Dataset records:
◆ ◆ ◆ ◆ ◆

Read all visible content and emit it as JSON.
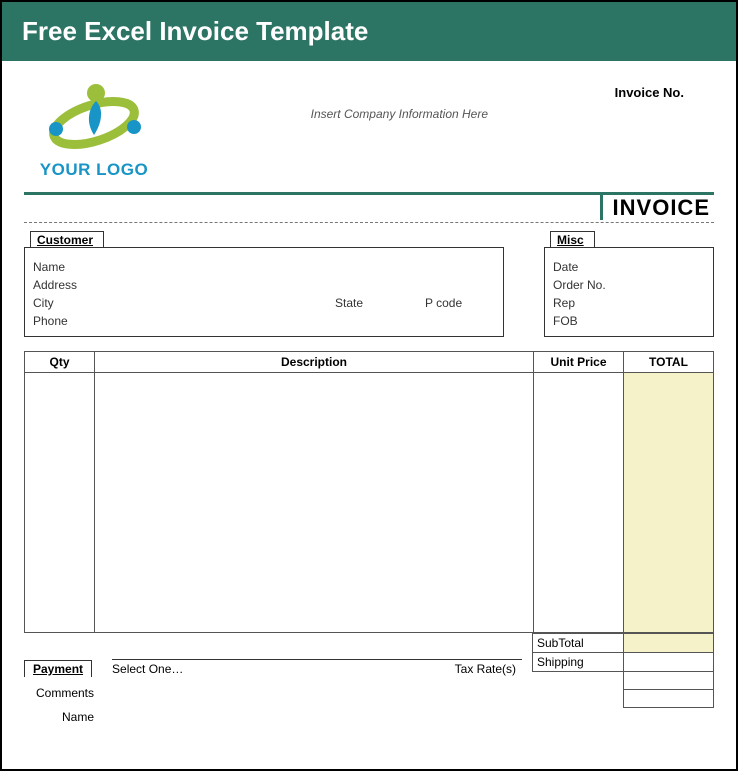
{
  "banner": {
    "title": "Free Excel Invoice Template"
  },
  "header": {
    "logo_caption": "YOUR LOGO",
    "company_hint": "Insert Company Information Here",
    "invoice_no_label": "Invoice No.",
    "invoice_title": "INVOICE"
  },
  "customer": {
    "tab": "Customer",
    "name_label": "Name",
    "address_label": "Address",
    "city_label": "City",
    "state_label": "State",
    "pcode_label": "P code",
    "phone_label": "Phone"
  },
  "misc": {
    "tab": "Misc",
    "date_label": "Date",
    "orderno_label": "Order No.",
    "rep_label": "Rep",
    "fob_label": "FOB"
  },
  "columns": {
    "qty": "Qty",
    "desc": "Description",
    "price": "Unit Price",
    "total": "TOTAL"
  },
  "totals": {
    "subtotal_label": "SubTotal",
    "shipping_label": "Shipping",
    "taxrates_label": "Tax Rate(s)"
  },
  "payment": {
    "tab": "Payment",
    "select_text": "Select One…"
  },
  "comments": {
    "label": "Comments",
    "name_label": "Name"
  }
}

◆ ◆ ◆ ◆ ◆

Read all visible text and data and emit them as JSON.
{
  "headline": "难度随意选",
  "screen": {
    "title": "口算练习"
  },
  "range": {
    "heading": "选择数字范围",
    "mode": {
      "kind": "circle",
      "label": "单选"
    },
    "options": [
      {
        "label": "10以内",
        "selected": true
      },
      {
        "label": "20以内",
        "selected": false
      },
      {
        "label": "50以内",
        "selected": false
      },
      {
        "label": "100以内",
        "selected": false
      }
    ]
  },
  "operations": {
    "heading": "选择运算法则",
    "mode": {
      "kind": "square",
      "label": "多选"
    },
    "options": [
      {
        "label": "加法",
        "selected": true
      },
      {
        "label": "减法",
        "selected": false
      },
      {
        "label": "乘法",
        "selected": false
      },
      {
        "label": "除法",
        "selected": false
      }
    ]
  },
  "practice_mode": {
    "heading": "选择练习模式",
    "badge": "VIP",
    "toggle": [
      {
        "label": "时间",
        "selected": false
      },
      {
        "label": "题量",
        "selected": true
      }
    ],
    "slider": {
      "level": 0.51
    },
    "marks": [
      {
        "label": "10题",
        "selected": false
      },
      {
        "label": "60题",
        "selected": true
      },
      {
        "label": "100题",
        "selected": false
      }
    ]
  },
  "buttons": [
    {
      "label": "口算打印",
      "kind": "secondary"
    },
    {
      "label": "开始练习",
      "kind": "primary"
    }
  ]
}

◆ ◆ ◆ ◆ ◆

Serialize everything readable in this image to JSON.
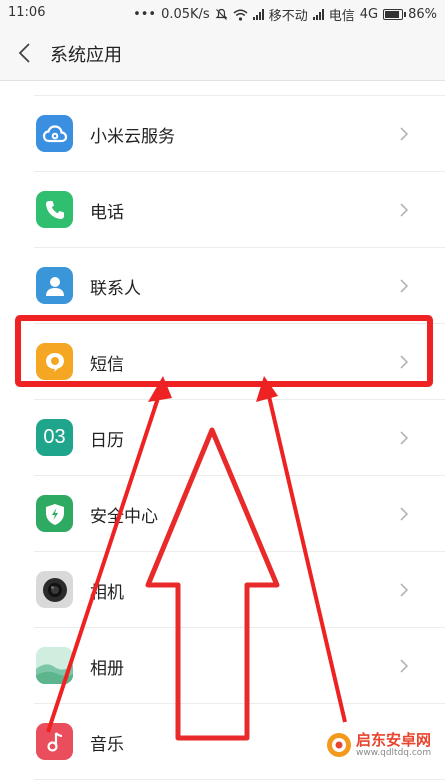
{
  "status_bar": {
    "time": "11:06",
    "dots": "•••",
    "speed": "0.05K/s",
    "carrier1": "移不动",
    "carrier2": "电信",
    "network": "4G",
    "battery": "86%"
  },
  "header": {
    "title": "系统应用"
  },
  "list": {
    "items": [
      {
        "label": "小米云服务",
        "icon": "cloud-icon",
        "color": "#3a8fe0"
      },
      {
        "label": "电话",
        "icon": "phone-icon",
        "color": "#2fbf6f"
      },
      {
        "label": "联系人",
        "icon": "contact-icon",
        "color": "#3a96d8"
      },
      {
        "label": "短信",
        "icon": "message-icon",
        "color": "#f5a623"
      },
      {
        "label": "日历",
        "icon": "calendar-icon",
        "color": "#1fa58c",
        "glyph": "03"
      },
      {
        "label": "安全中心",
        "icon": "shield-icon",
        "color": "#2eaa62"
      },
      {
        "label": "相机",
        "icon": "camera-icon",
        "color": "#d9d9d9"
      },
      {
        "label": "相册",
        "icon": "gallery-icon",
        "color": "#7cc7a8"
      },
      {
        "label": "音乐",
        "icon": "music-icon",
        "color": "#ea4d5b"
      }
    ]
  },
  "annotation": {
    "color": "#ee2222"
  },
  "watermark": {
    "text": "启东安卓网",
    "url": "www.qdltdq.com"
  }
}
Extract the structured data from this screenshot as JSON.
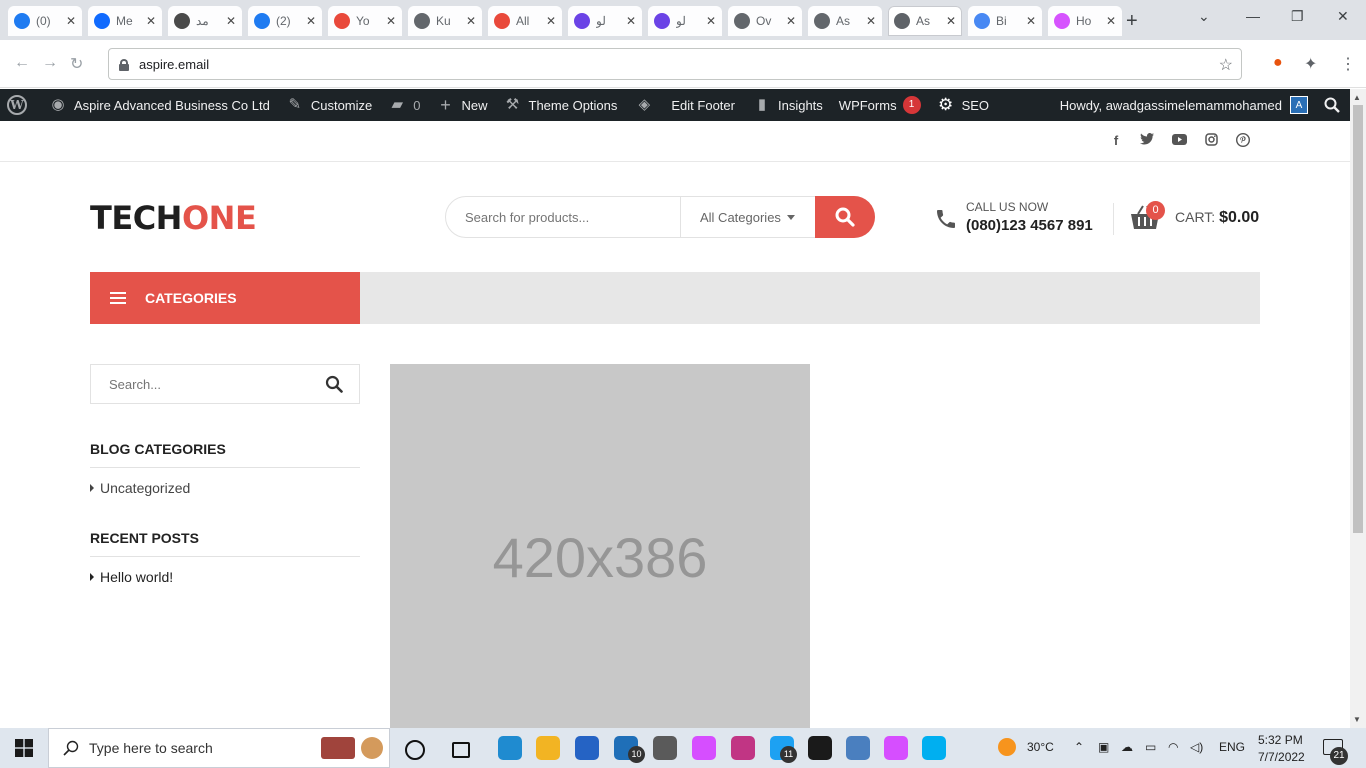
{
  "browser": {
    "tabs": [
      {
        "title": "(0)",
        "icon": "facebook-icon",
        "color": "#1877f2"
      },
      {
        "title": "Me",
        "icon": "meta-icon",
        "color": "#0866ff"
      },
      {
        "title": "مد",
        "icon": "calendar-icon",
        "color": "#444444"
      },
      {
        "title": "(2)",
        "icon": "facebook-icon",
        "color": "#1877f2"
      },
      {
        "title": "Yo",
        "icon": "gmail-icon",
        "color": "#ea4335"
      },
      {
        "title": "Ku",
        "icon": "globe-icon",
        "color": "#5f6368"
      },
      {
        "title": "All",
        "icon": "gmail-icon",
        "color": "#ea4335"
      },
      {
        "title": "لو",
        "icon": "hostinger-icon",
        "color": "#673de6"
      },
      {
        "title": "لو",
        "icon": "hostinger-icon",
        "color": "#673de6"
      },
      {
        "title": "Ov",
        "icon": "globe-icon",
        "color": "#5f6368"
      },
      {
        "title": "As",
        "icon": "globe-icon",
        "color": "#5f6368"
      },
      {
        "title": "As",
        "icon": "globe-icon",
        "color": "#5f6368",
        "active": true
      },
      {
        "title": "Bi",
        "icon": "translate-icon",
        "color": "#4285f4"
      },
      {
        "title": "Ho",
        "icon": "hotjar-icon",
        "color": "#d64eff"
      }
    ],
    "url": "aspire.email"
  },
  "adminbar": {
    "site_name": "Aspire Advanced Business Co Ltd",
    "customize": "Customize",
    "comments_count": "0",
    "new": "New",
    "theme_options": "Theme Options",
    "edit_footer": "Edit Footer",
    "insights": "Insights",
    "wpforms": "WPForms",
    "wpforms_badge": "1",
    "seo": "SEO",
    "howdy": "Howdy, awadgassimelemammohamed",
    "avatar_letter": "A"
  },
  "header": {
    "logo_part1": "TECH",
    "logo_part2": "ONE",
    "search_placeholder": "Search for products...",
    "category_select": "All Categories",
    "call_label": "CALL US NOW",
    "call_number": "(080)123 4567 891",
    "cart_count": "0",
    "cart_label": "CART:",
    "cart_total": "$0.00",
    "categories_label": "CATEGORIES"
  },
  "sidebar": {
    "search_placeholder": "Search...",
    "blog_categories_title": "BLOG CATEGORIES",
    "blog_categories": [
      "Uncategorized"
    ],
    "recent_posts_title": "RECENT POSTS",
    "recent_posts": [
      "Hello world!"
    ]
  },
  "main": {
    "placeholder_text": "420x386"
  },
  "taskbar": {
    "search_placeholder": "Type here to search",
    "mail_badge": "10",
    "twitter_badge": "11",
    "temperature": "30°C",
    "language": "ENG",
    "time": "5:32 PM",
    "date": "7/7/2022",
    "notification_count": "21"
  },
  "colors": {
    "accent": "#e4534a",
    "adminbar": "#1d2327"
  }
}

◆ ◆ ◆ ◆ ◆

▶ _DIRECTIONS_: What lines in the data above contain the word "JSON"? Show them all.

▶ _WRITTEN ANSWER_:
Read all visible content and emit it as JSON.
Read all visible text and data and emit them as JSON.
Serialize everything readable in this image to JSON.
Extract the structured data from this screenshot as JSON.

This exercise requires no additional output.